To close out 2017, we’re reposting some of the most popular and still-relevant articles from the year. This post originally ran on September 14. Enjoy and happy New Year!
DC’s Ward 4 is today home to numerous racially diverse neighborhoods–including Petworth, Brightwood, Takoma and Shepherd Park–despite the area's history of segregation. When this part of the city was first developed, much of its housing was legally required to be occupied solely by white residents.
Prologue DC’s online public history project “Mapping Segregation in Washington DC” is documenting the historic extent of racially restrictive deed covenants that kept much of the city off-limits to African Americans during the first half of the 20th century. Its latest installment focuses on the city’s northernmost ward.
Segregated neighborhoods replaced rural black enclaves
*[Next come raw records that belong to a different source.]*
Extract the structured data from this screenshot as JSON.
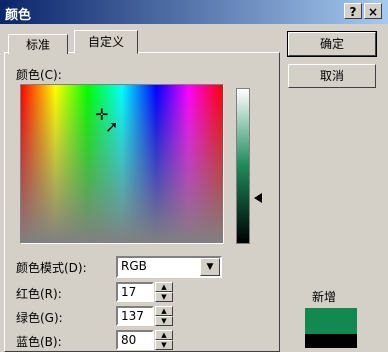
{
  "window": {
    "title": "颜色",
    "help_label": "?",
    "close_label": "×"
  },
  "tabs": [
    {
      "label": "标准"
    },
    {
      "label": "自定义"
    }
  ],
  "custom": {
    "colors_label": "颜色(C):",
    "model_label": "颜色模式(D):",
    "model_value": "RGB",
    "red_label": "红色(R):",
    "red_value": "17",
    "green_label": "绿色(G):",
    "green_value": "137",
    "blue_label": "蓝色(B):",
    "blue_value": "80"
  },
  "buttons": {
    "ok": "确定",
    "cancel": "取消"
  },
  "preview": {
    "new_label": "新增",
    "new_color": "#118950",
    "current_color": "#000000"
  },
  "icons": [
    "help-icon",
    "close-icon",
    "dropdown-arrow-icon",
    "spin-up-icon",
    "spin-down-icon",
    "crosshair-icon",
    "pointer-icon",
    "slider-arrow-icon"
  ]
}
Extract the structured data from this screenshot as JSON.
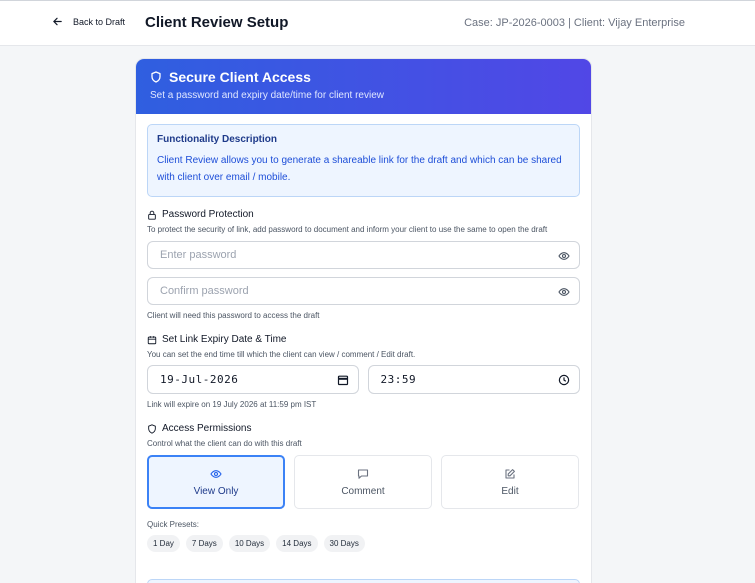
{
  "header": {
    "back_label": "Back to Draft",
    "title": "Client Review Setup",
    "case_info": "Case: JP-2026-0003 | Client: Vijay Enterprise"
  },
  "card": {
    "title": "Secure Client Access",
    "subtitle": "Set a password and expiry date/time for client review",
    "accent_gradient": [
      "#2f5fe0",
      "#5147e6"
    ]
  },
  "description": {
    "heading": "Functionality Description",
    "text": "Client Review allows you to generate a shareable link for the draft and which can be shared with client over email / mobile."
  },
  "password": {
    "title": "Password Protection",
    "subtitle": "To protect the security of link, add password to document and inform your client to use the same to open the draft",
    "password_placeholder": "Enter password",
    "confirm_placeholder": "Confirm password",
    "hint": "Client will need this password to access the draft"
  },
  "expiry": {
    "title": "Set Link Expiry Date & Time",
    "subtitle": "You can set the end time till which the client can view / comment / Edit draft.",
    "date_value": "19-Jul-2026",
    "time_value": "23:59",
    "hint": "Link will expire on 19 July 2026 at 11:59 pm IST"
  },
  "permissions": {
    "title": "Access Permissions",
    "subtitle": "Control what the client can do with this draft",
    "options": [
      {
        "label": "View Only",
        "icon": "eye-icon",
        "selected": true
      },
      {
        "label": "Comment",
        "icon": "comment-icon",
        "selected": false
      },
      {
        "label": "Edit",
        "icon": "edit-icon",
        "selected": false
      }
    ]
  },
  "presets": {
    "label": "Quick Presets:",
    "items": [
      "1 Day",
      "7 Days",
      "10 Days",
      "14 Days",
      "30 Days"
    ]
  }
}
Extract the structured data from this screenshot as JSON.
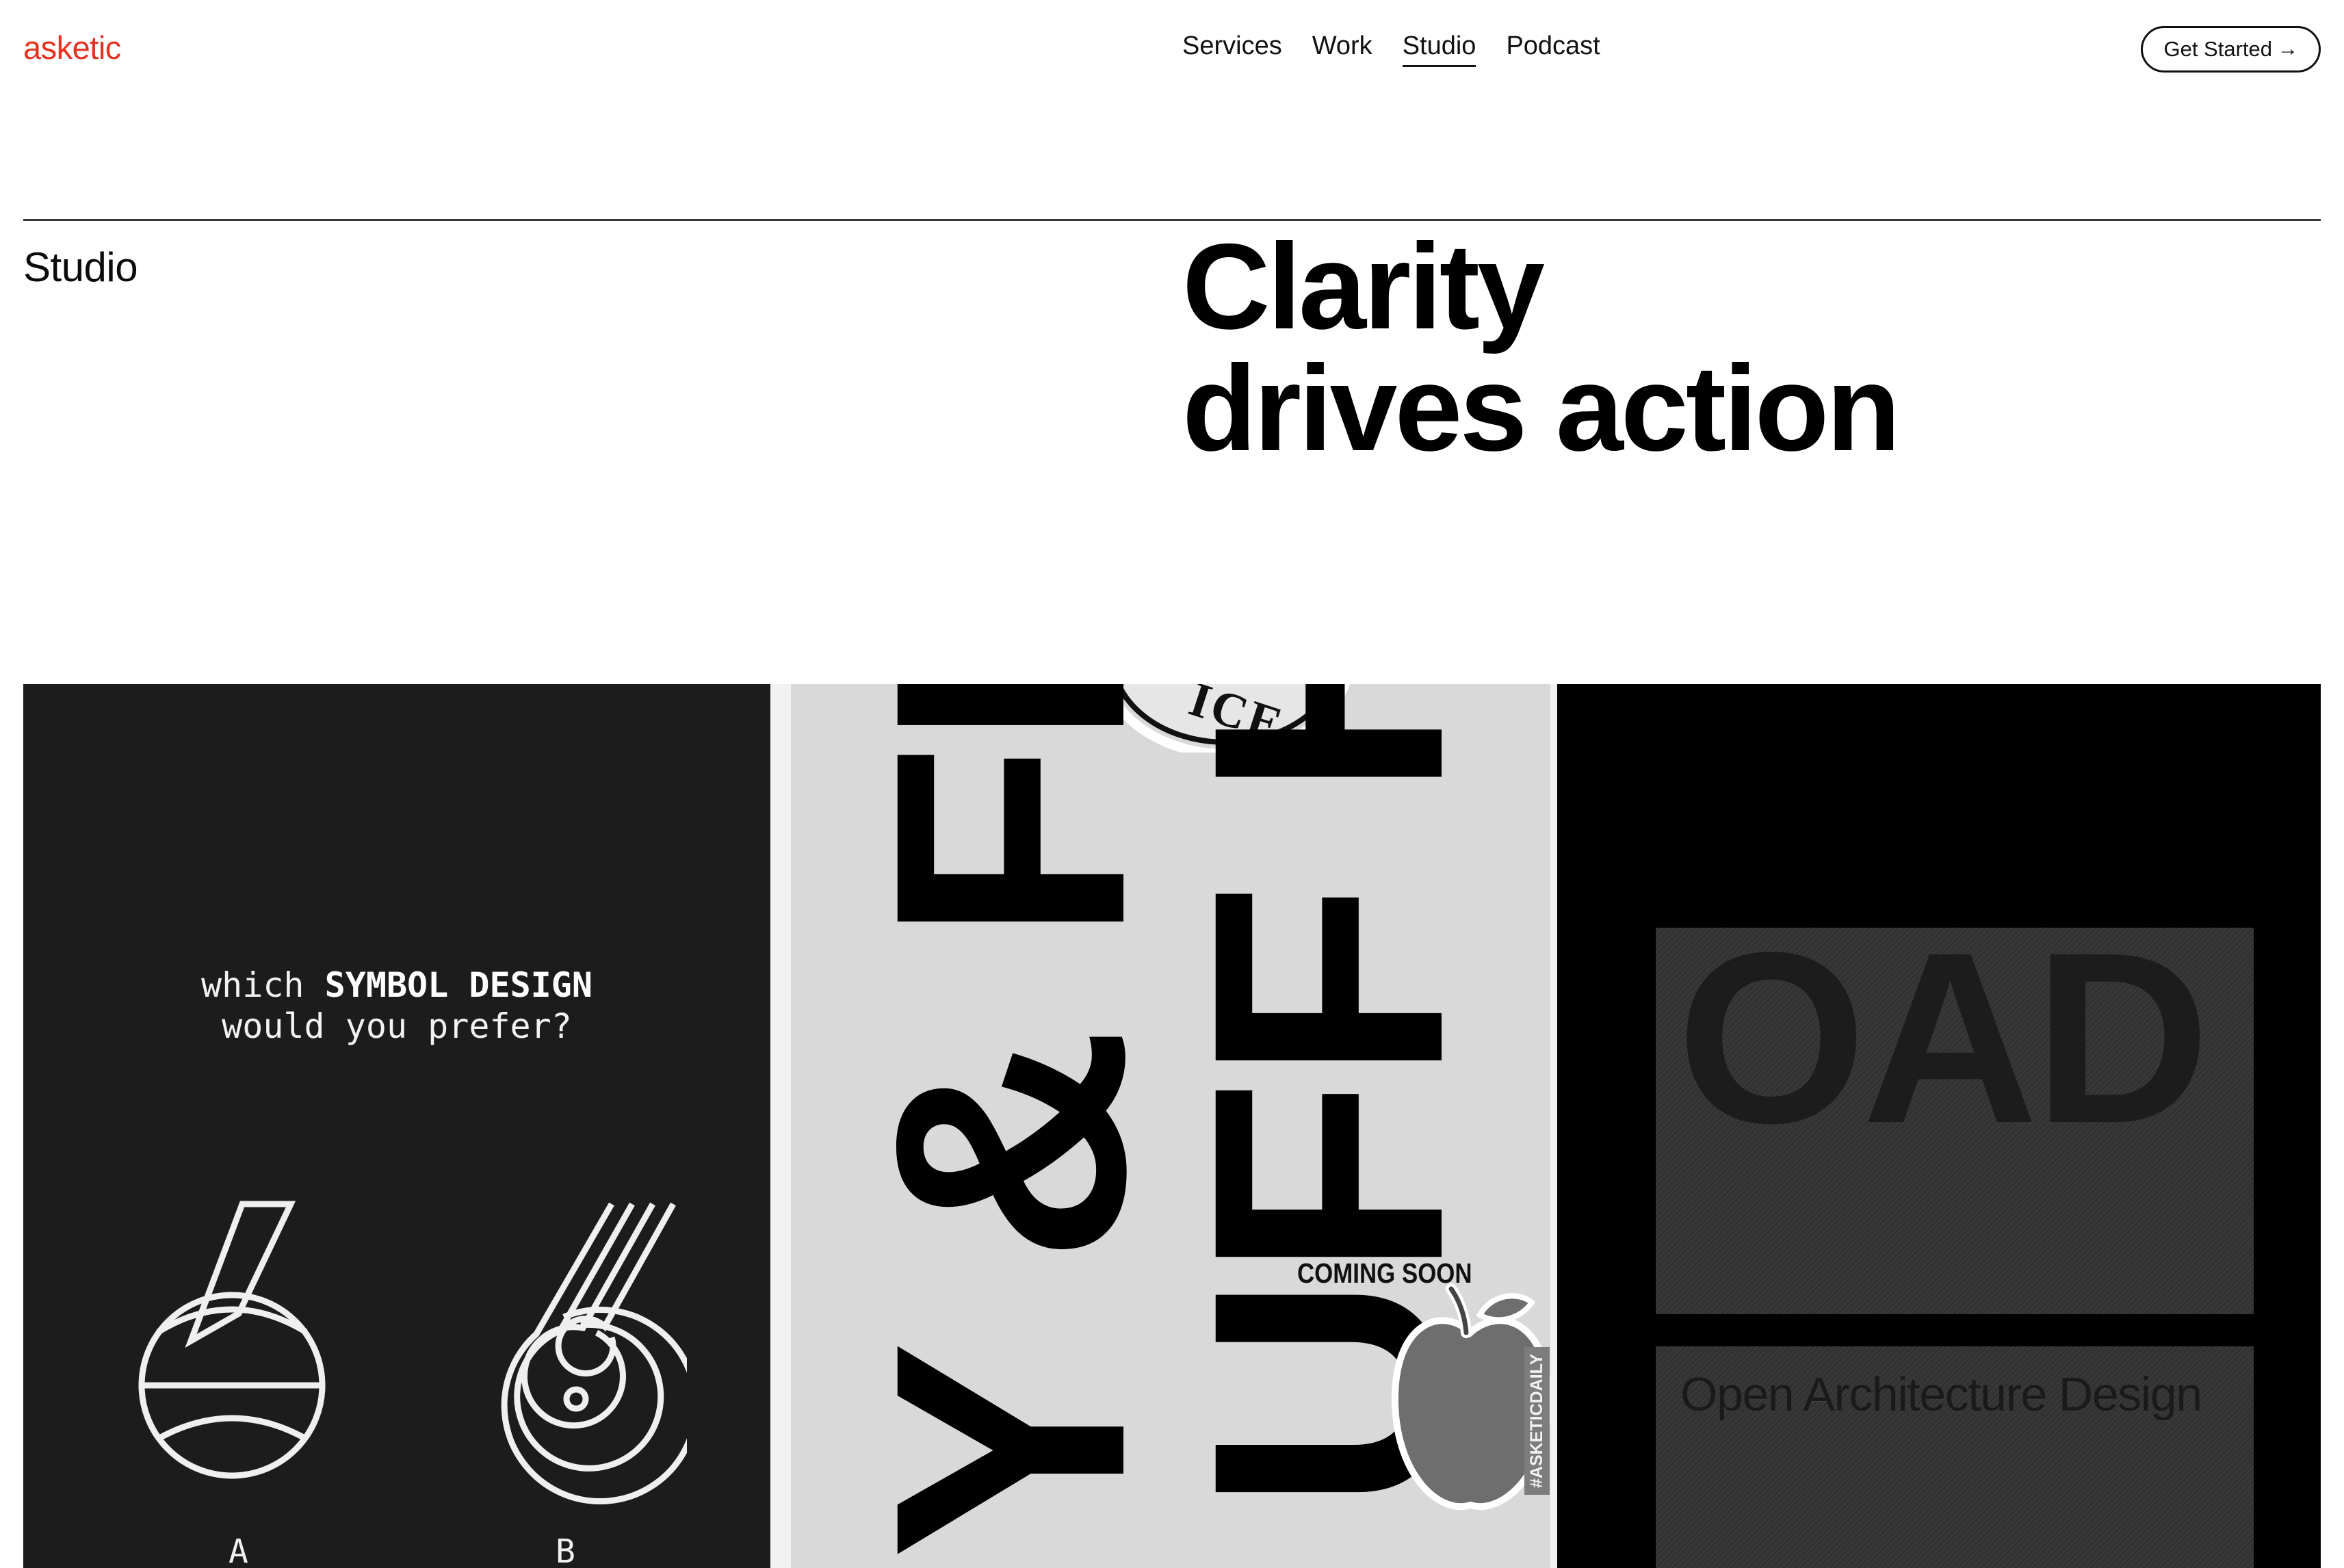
{
  "brand": {
    "logo": "asketic",
    "accent_color": "#e5321f"
  },
  "nav": {
    "items": [
      {
        "label": "Services",
        "active": false
      },
      {
        "label": "Work",
        "active": false
      },
      {
        "label": "Studio",
        "active": true
      },
      {
        "label": "Podcast",
        "active": false
      }
    ],
    "cta_label": "Get Started",
    "cta_icon": "arrow-right-icon"
  },
  "hero": {
    "section_label": "Studio",
    "headline_line1": "Clarity",
    "headline_line2": "drives action"
  },
  "gallery": {
    "card1": {
      "question_prefix": "which",
      "question_bold": "SYMBOL DESIGN",
      "question_line2": "would you prefer?",
      "option_a": "A",
      "option_b": "B"
    },
    "card2": {
      "poster_line1": "Y & FRESH",
      "poster_line2": "UFF HERE",
      "badge_text": "ICE",
      "coming_soon": "COMING SOON",
      "hashtag": "#ASKETICDAILY"
    },
    "card3": {
      "mark": "OAD",
      "subtitle": "Open Architecture Design"
    }
  }
}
At the turn of the 20th century, the rural area north of Washington’s former boundary at Florida Avenue remained largely undeveloped, but as neighborhoods close to downtown filled with row houses and transportation improved, the city’s outskirts beckoned. Although largely undeveloped, the area comprising today’s Ward 4—from Spring and Rock Creek Church roads all the way to the city line at Eastern Avenue—was then home to several African American communities. Around Fort Stevens in Brightwood, black residents owned at least 25 acres of land, with at least one family dating to 1837. African Americans also lived around Fort Slocum and Fort Totten, which were among the sites to which newly arrived black Washingtonians had migrated during the Civil War and remained into the 1930's.
As new housing went up in what was then known as North Washington, many of the area’s most prolific developers included racial covenants in the deeds, prohibiting occupancy by African Americans, and in some cases by Jews or other so-called Semitic groups. In Petworth and other neighborhoods throughout DC, whites-only citizens associations later worked to add racial restrictions to deeds that did not already contain them.
In addition to individual properties, numerous entire subdivisions were racially restricted in their entirety prior to development. North Washington’s historically black enclaves eventually disappeared as a result.
Segregation led to white flight
By establishing certain neighborhoods as exclusively white and confining African Americans to other areas, racial covenants laid the groundwork for local and federal housing policies that institutionalized spatial segregation. The Federal Housing Administration included racial deed covenants, and the proximity of whites-only schools, as criteria for underwriting mortgages, while DC’s local housing authority developed segregated apartments in areas where both African Americans and white people lived.
After a decades-long battle by the NAACP and local civil rights attorneys in cities across the US—Mapping Segregation’s first installment documents how that played out in DC—the Supreme Court finally ruled racial covenants unenforceable and black home seekers started moving to Ward 4’s southernmost blocks.
Links to oral history clips and archival documents show how real estate companies pressured white homeowners to sell by sowing fear that property values would crash. White flight accelerated after public schools desegregated in 1954. As black demand for housing in Ward 4 increased, landlords pushed out white tenants and raised rents. The resulting demographic changes are illustrated in a series of maps showing the shifting racial composition of each square block: much of Ward 4 transformed from exclusively white to entirely black over the course of just 20 years.
The legacy of racial covenants
By creating racial boundaries and driving up black demand for housing, covenants artificially inflated the cost of housing for African Americans. Covenants also assigned value to properties and to entire neighborhoods based on their occupants' race, so while home prices for black buyers exceeded those for whites, the market value of their property declined as soon as they moved in. The ensuing decades of disinvestment in these neighborhoods–combined with discriminatory lending practices and other factors–made these same areas ripe for gentrification today.
The federal government’s color-coded HOLC maps, made in the 1930's and now available online, ossified the patterns established by covenants. A new study by the National Community Reinvestment Coalition shows that in some cities, the same places that these so-called “redlining” maps designated as “hazardous” for mortgage lending are now the hottest neighborhoods for real estate investors and developers. Relatively affordable rents and home prices have also made areas like Petworth attractive to new white residents, who can count on values going up as they move in.